It was the summer of 2009 and I was part of a horde of interns who walked out of the subway and into the muggy D.C. summer. I forced myself to slow down, attempting to walk without sweating, as I made my way through the gates and into the halls of the Obama White House. That summer changed my life -- I met my husband, made lifelong friends and learned how to push myself beyond what I’d ever thought capable. I also saw the power of a well-organized internship program, both for what it did for me and for the value that I was able to add during my short time in the White House.
Shortly after starting my own company, Kuli Kuli, I decided to hire interns. Though, at the time, I was the only full-time employee, we still managed to secure office space and brought on four brilliant summer interns. I planned our hiring, projects and budget carefully, using what I learned from internships of my own and taking advice from my mentors. Since then, Kuli Kuli has hired over a dozen summer interns as well as “fellows” which are longer-term interns who are given even more responsibility and compensated as such. These talented individuals have brought their expertise and curiosity from cities and towns across the country into our Oakland-based office. Without them, our brand wouldn’t be the same.
We’ve learned a lot from our internship and fellowship programs and have hired more than half of them. And we aren’t alone-- in 2014, 65% of employers offered full-time positions to their interns. As the summer “intern season” arrives, here are a couple of thoughts on how to create experiences that add value to your organization while furthering the careers of the young people you hire.
At Kuli Kuli, we hire interns as if we’re hiring full-time employees.

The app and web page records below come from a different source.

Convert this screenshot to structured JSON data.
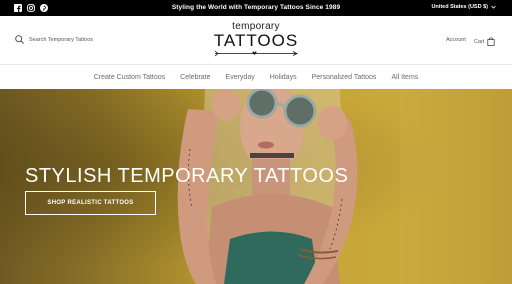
{
  "topbar": {
    "announcement": "Styling the World with Temporary Tattoos Since 1989",
    "region": "United States (USD $)",
    "socials": [
      "facebook-icon",
      "instagram-icon",
      "pinterest-icon"
    ]
  },
  "header": {
    "search_placeholder": "Search Temporary Tattoos",
    "logo_line1": "temporary",
    "logo_line2": "TATTOOS",
    "account_label": "Account",
    "cart_label": "Cart"
  },
  "nav": {
    "items": [
      "Create Custom Tattoos",
      "Celebrate",
      "Everyday",
      "Holidays",
      "Personalized Tattoos",
      "All Items"
    ]
  },
  "hero": {
    "title": "STYLISH TEMPORARY TATTOOS",
    "button_label": "SHOP REALISTIC TATTOOS"
  },
  "colors": {
    "topbar_bg": "#000000",
    "hero_bg": "#c9a83a",
    "nav_text": "#6b6b6b"
  }
}
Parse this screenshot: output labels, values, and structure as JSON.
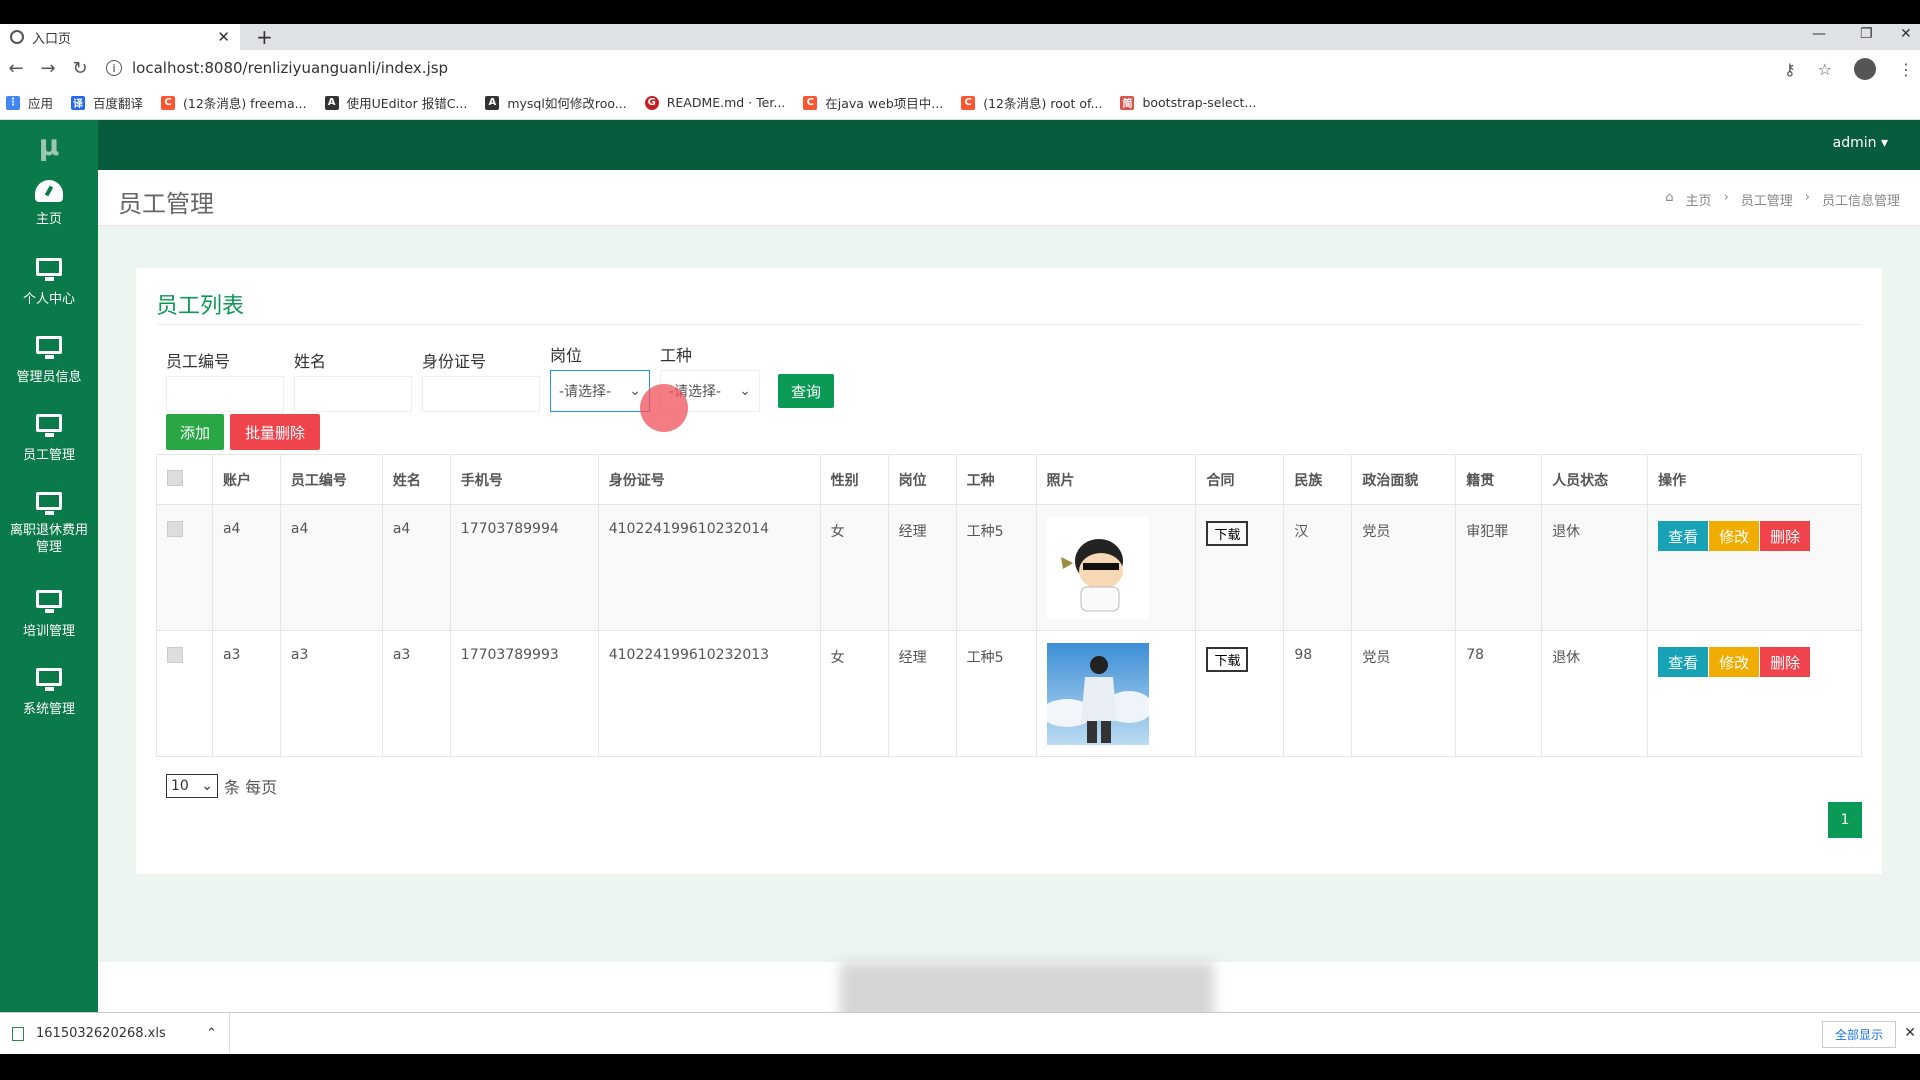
{
  "browser": {
    "tab_title": "入口页",
    "url": "localhost:8080/renliziyuanguanli/index.jsp",
    "bookmarks": [
      {
        "label": "应用",
        "icon": "apps-grid-icon",
        "color": "#4285f4"
      },
      {
        "label": "百度翻译",
        "icon": "baidu-translate-icon",
        "color": "#2468f2"
      },
      {
        "label": "(12条消息) freema...",
        "icon": "csdn-icon",
        "color": "#fc5531"
      },
      {
        "label": "使用UEditor 报错C...",
        "icon": "script-icon",
        "color": "#333333"
      },
      {
        "label": "mysql如何修改roo...",
        "icon": "script-icon",
        "color": "#333333"
      },
      {
        "label": "README.md · Ter...",
        "icon": "gitee-icon",
        "color": "#c71d23"
      },
      {
        "label": "在java web项目中...",
        "icon": "csdn-icon",
        "color": "#fc5531"
      },
      {
        "label": "(12条消息) root of...",
        "icon": "csdn-icon",
        "color": "#fc5531"
      },
      {
        "label": "bootstrap-select...",
        "icon": "bootstrap-icon",
        "color": "#d9534f"
      }
    ]
  },
  "sidebar": {
    "logo": "μ",
    "items": [
      {
        "label": "主页",
        "icon": "dashboard-icon"
      },
      {
        "label": "个人中心",
        "icon": "monitor-icon"
      },
      {
        "label": "管理员信息",
        "icon": "monitor-icon"
      },
      {
        "label": "员工管理",
        "icon": "monitor-icon"
      },
      {
        "label": "离职退休费用管理",
        "icon": "monitor-icon"
      },
      {
        "label": "培训管理",
        "icon": "monitor-icon"
      },
      {
        "label": "系统管理",
        "icon": "monitor-icon"
      }
    ]
  },
  "header": {
    "user": "admin ▾"
  },
  "page": {
    "title": "员工管理",
    "breadcrumb": [
      "主页",
      "员工管理",
      "员工信息管理"
    ]
  },
  "panel": {
    "title": "员工列表",
    "filters": {
      "emp_no_label": "员工编号",
      "name_label": "姓名",
      "id_label": "身份证号",
      "post_label": "岗位",
      "post_value": "-请选择-",
      "worktype_label": "工种",
      "worktype_value": "-请选择-",
      "query_button": "查询"
    },
    "add_button": "添加",
    "bulk_delete_button": "批量删除",
    "columns": [
      "",
      "账户",
      "员工编号",
      "姓名",
      "手机号",
      "身份证号",
      "性别",
      "岗位",
      "工种",
      "照片",
      "合同",
      "民族",
      "政治面貌",
      "籍贯",
      "人员状态",
      "操作"
    ],
    "rows": [
      {
        "account": "a4",
        "emp_no": "a4",
        "name": "a4",
        "phone": "17703789994",
        "id_no": "410224199610232014",
        "gender": "女",
        "post": "经理",
        "worktype": "工种5",
        "contract": "下载",
        "ethnicity": "汉",
        "political": "党员",
        "origin": "审犯罪",
        "status": "退休"
      },
      {
        "account": "a3",
        "emp_no": "a3",
        "name": "a3",
        "phone": "17703789993",
        "id_no": "410224199610232013",
        "gender": "女",
        "post": "经理",
        "worktype": "工种5",
        "contract": "下载",
        "ethnicity": "98",
        "political": "党员",
        "origin": "78",
        "status": "退休"
      }
    ],
    "row_actions": {
      "view": "查看",
      "edit": "修改",
      "delete": "删除"
    },
    "page_size": "10",
    "page_size_suffix": "条 每页",
    "current_page": "1"
  },
  "downloads": {
    "file": "1615032620268.xls",
    "show_all": "全部显示"
  },
  "colors": {
    "sidebar": "#0b7a4a",
    "header": "#075c3d",
    "accent": "#0b9a55",
    "view": "#17a2b8",
    "edit": "#f0ad00",
    "delete": "#f0444d"
  }
}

While more effort is required up front to vet each applicant, the work always pays off. By conducting multiple interviews and reference checks for interns and fellows, we ensure that our short-term employees are at the same caliber as our long-term staff. The interview process not only ensures that we are bringing on the best people for the job, but also provides a learning experience of the hiring process for our interns. We learned this the hard way when we hired a fellow who was not performing at the level of the rest of our team and it ended up damaging our culture until we finally let her go.
Though we give our interns a lot of responsibility, we also make sure to put together clear workplans, set goals and hold weekly check-ins. For each hiring cycle, I work with my team to put together clear workplans and summer learning projects for each individual. During the first week, we work with our interns and fellows to cater the plan to their specific goals and passions. While it may require more work at the beginning, following this process ensures that our company, and each intern, is motivated to make the most of the experience.
Though during our first year -- a year when I wasn’t even paying myself -- we weren’t able to compensate interns, we now provide living stipends and have increased those stipends as our company has grown. We recognize that it takes privilege to be able to work a summer unpaid and have sought to hire a diverse and talented part-time workforce by paying our interns. How companies compensate their labor is often a marker of how much they value human capital. Our brand was founded upon the value that workers across the world have brought to the table and I want everyone who steps into our office to carry the same passion and motivation.
The summer internship season is the optimal time attract young, top-tier talent to your company. It doesn’t happen on its own, but if set-up successfully, internships can add real value to both you and the intern. I hope that everyone who works with us walks away feeling like they have contributed not just to the brand itself, but also to what makes a successful company run-- the people.